Sunday, December 03, 2006

Guideline For Web Pages Readability

Most people develop a web site with such a lot of fancy stuffs to attract people to visit their site, but unfortunately, they sometimes skipped one thing: Readability.

Here's the guideline from WebCredible which can help you to make your website more readable:

1. Use contrasting colours. Text is easiest to read when the font text colour and the background colour are in high contrast. Low contrast irritates the reader and causes eye fatigue. Viewers with impaired vision may not be able to read low contrast text at all. You can check this with the Vischeck, which shows you how your website looks to colour blind people.

2. "Chunk up" your copy. That's technical talk for make your page more scan-friendly. Large blocks of dense text intimidate the reader and causes "information overload".
Here are a few easy ways to break up blocks of text:

* Use bullets and subheadings. They help get the readers attention and say "Hey you - this is important!" Coloured bullets are an easy way to add colour and visual interest to a text heavy page. Subheadings should be brief and convey a summary of the section. Too often we're tempted to use clever titles whose meaning is lost on the reader.

* Keep your paragraphs short. Breaking a long paragraph into several smaller sections invites the viewer in to read. A little white space between the paragraphs gives the site a clean look.

* Impatient visitors want to be able to glance at your page and hit the important points. You can help them by bolding important points or highlighting the text in a different colour to draw their eye.

* Use columns to control text width. Your goal here is to avoid running your text all the way across the page. Pick up any newspaper. Notice how they place the text in columns. The shorter width makes the text easier to read.

3. Avoid busy backgrounds. Nothing screams "amateur" like a noisy background that makes your text impossible to read.

4. Less is better. Many sites look like my kitchen table - always cluttered with things that don't belong there. The more extraneous items you cram on a web page, the more you confuse and distract the visitor. Websites take on an unprofessional look when you start tacking on too many items. Challenge every item on the page. Does it really need to be there? Is it still functional? Can I do without it?

5. Strive for a clean font style for maximum readability.
* Plain text is easier to read than italicised text.

* Mixed case is easier to read than all upper case.
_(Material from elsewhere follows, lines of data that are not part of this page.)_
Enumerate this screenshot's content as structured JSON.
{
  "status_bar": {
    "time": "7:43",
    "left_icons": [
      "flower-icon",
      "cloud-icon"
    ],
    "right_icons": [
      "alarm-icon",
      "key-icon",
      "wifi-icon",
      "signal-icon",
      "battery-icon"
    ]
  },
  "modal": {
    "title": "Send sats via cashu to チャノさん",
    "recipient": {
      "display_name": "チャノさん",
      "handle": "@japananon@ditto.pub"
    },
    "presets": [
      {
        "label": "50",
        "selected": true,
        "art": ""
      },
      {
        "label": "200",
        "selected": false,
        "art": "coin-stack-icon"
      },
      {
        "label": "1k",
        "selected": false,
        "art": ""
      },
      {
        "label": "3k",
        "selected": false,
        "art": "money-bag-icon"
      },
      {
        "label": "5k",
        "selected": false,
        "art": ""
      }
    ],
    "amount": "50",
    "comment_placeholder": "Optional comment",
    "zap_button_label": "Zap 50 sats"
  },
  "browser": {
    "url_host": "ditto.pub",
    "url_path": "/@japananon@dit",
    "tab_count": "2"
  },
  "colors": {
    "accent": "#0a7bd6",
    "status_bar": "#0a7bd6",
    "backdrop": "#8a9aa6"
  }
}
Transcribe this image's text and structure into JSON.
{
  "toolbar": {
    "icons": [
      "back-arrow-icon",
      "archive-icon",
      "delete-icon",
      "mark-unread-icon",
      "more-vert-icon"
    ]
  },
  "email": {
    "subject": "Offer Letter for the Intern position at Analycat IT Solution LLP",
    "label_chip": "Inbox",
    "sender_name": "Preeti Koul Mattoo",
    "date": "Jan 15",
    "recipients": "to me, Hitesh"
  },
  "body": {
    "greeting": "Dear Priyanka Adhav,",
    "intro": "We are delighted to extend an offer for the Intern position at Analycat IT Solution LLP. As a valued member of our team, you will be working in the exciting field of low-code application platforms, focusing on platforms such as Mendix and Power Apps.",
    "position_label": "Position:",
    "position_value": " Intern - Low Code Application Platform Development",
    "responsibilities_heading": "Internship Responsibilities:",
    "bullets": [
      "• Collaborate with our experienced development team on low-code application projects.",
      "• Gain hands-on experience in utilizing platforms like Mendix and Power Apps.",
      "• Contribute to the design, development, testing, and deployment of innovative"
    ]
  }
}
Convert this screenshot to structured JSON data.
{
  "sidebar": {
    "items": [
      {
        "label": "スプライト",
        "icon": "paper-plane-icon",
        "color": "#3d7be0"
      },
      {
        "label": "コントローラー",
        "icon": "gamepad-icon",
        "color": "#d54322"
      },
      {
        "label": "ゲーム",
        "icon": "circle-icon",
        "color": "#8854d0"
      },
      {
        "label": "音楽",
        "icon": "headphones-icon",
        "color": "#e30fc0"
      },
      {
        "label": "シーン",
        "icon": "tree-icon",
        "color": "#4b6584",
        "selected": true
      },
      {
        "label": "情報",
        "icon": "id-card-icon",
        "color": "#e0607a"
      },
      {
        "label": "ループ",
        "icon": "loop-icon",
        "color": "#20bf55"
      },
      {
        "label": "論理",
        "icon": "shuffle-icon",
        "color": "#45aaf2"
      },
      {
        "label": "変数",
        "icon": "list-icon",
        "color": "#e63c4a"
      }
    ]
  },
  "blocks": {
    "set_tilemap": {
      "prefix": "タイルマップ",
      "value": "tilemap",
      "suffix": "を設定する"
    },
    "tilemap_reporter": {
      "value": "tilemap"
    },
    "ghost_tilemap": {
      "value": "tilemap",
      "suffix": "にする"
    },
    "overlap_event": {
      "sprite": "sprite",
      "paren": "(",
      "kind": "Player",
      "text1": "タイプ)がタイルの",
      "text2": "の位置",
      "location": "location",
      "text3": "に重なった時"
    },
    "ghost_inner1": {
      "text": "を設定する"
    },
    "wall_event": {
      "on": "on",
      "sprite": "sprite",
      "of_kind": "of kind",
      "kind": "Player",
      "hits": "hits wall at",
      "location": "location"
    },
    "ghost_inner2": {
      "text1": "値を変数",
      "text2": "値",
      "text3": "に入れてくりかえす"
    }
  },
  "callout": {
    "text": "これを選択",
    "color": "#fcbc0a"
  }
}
Studies have demonstrated that it takes people longer to read upper case than mixed case. Besides, upper case has become synonymous with screaming on the web - and I'm sure you don't want to scream at anyone.

* A sans-serif font is easier to read than a serif font. If you were wondering, serifs are the little marks at the end of letters. Sans serif fonts do not have serifs. Examples of serif fonts are Times New Roman and Courier New. Popular sans-serif fonts are Arial and Verdana.

6. Don't use itsy-bitsy font sizes. Nothing contributes to eyestrain faster than tiny font! Ideally it's recommended that you leave the font size scalable so users can control the size they want.

7. Make your links look like links. If you just can't bring yourself to colour your links blue (the Internet convention for links) at least underline them. And don't underline anything that isn't a link. That faux pas makes readers mad, fast. Embedded links (links within the body of the text) work well and according to a Wichita State usability study2 they are preferred by readers.

Here's the result of my personal site when being simulated with Vischeck (Deuteranope option).